»»
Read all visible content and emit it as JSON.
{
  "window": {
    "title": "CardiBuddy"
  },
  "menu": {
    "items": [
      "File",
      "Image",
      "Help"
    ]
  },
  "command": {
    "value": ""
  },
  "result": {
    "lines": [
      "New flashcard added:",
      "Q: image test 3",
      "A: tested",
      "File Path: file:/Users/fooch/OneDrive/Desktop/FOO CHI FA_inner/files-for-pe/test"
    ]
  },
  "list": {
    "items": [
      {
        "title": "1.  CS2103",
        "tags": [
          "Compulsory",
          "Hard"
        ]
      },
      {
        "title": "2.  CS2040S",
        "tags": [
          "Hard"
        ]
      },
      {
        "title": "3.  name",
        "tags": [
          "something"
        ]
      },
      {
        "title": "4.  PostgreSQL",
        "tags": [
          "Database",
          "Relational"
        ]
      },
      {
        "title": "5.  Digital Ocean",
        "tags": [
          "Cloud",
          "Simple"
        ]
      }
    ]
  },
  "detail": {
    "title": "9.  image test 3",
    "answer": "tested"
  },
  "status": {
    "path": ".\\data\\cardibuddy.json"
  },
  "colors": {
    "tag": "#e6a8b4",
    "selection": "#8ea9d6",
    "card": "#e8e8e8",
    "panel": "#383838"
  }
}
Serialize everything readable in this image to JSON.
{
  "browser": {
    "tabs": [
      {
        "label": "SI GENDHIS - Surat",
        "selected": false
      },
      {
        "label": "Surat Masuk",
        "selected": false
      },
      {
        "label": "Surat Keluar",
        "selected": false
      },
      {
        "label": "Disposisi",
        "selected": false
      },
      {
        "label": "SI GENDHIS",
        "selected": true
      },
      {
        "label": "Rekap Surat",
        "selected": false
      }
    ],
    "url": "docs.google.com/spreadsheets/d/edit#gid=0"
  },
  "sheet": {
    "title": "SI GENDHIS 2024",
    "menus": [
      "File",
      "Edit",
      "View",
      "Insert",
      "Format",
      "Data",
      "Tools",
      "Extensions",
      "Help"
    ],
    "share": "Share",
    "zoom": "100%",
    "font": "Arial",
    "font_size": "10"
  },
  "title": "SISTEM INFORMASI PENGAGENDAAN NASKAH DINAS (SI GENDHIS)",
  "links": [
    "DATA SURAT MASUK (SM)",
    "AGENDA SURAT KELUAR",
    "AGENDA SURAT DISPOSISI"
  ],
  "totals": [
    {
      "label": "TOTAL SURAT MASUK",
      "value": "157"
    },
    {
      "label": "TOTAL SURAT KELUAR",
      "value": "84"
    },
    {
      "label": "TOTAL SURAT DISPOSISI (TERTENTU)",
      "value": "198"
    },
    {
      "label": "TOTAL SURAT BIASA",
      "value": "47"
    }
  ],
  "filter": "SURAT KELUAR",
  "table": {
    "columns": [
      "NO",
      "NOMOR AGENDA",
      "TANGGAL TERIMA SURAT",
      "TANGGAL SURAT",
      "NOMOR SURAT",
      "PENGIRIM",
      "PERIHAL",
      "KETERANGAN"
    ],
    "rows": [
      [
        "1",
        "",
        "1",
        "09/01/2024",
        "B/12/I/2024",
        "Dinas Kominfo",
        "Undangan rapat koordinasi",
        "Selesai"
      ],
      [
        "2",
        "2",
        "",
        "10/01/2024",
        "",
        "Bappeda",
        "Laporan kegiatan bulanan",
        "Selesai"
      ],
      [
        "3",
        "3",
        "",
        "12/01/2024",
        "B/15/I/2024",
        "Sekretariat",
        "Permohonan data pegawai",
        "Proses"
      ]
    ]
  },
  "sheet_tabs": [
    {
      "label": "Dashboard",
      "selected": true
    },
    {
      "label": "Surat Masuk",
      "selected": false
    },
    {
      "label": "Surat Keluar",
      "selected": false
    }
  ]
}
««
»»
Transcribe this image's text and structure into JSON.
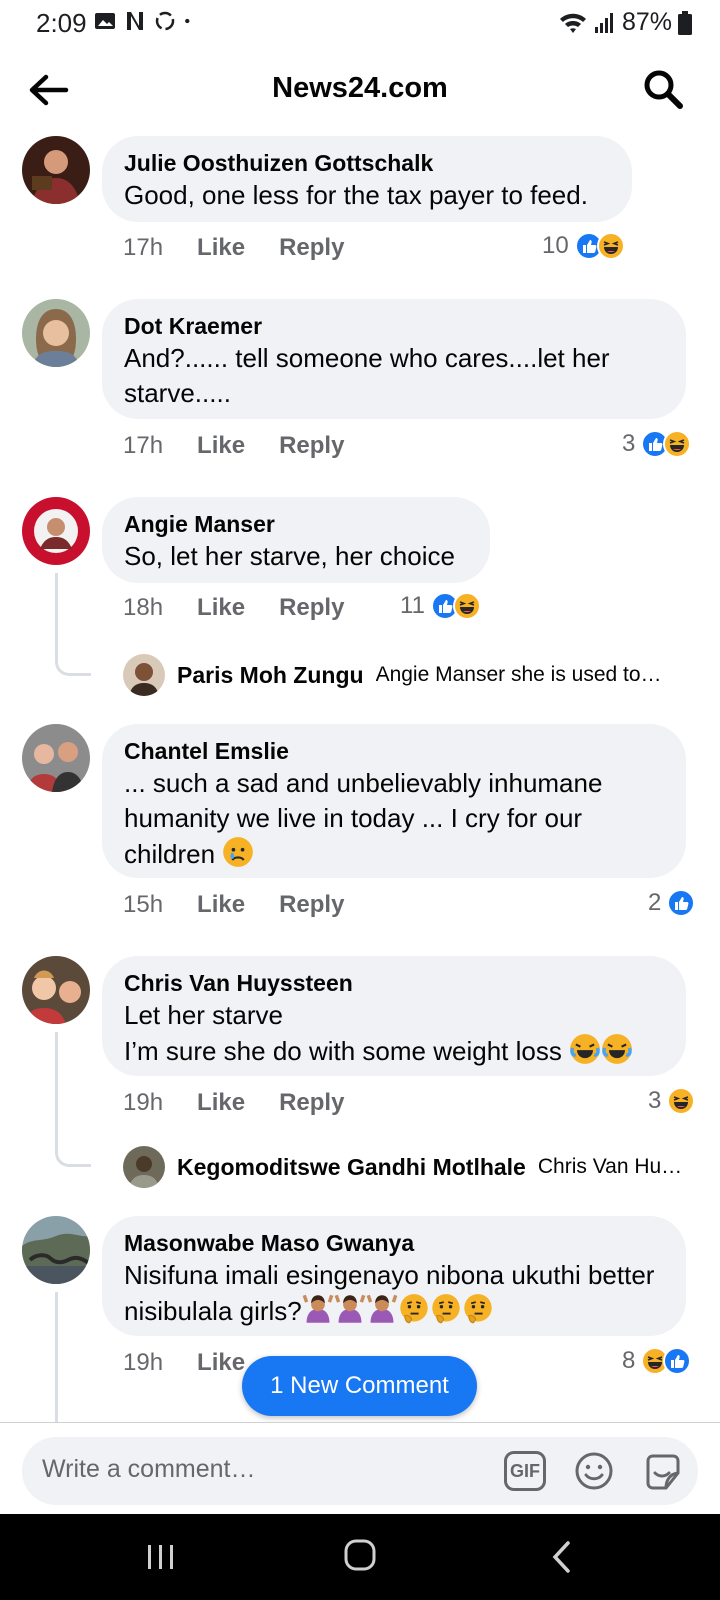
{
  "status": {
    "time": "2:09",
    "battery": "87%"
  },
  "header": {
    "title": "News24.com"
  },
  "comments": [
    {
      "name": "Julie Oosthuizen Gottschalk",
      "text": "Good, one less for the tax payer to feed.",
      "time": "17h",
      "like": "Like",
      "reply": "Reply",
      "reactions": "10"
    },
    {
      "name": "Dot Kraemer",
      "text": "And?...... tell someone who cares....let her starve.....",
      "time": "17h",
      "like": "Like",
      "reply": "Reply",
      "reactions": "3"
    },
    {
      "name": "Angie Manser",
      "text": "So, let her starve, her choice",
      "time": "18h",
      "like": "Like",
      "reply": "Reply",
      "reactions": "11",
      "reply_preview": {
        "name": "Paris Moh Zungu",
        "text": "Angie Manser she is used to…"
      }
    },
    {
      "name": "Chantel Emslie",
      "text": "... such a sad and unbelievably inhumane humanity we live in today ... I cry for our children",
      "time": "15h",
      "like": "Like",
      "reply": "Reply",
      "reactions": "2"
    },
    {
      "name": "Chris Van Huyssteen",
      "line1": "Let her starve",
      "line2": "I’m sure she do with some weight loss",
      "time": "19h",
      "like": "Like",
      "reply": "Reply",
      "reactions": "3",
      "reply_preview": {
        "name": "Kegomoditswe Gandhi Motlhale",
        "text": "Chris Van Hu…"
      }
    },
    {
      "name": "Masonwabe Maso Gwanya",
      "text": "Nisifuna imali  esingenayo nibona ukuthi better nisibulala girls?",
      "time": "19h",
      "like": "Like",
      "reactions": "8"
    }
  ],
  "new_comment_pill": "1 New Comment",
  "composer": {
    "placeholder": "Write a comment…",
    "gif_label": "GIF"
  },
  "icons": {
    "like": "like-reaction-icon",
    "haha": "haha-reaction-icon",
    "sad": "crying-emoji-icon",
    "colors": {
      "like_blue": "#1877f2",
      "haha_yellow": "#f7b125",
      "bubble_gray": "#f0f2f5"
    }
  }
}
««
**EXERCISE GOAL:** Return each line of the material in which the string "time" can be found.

**OUTPUT FOR THIS TASK:**
    "time": "2:09",
      "time": "17h",
      "time": "17h",
      "time": "18h",
      "time": "15h",
      "time": "19h",
      "time": "19h",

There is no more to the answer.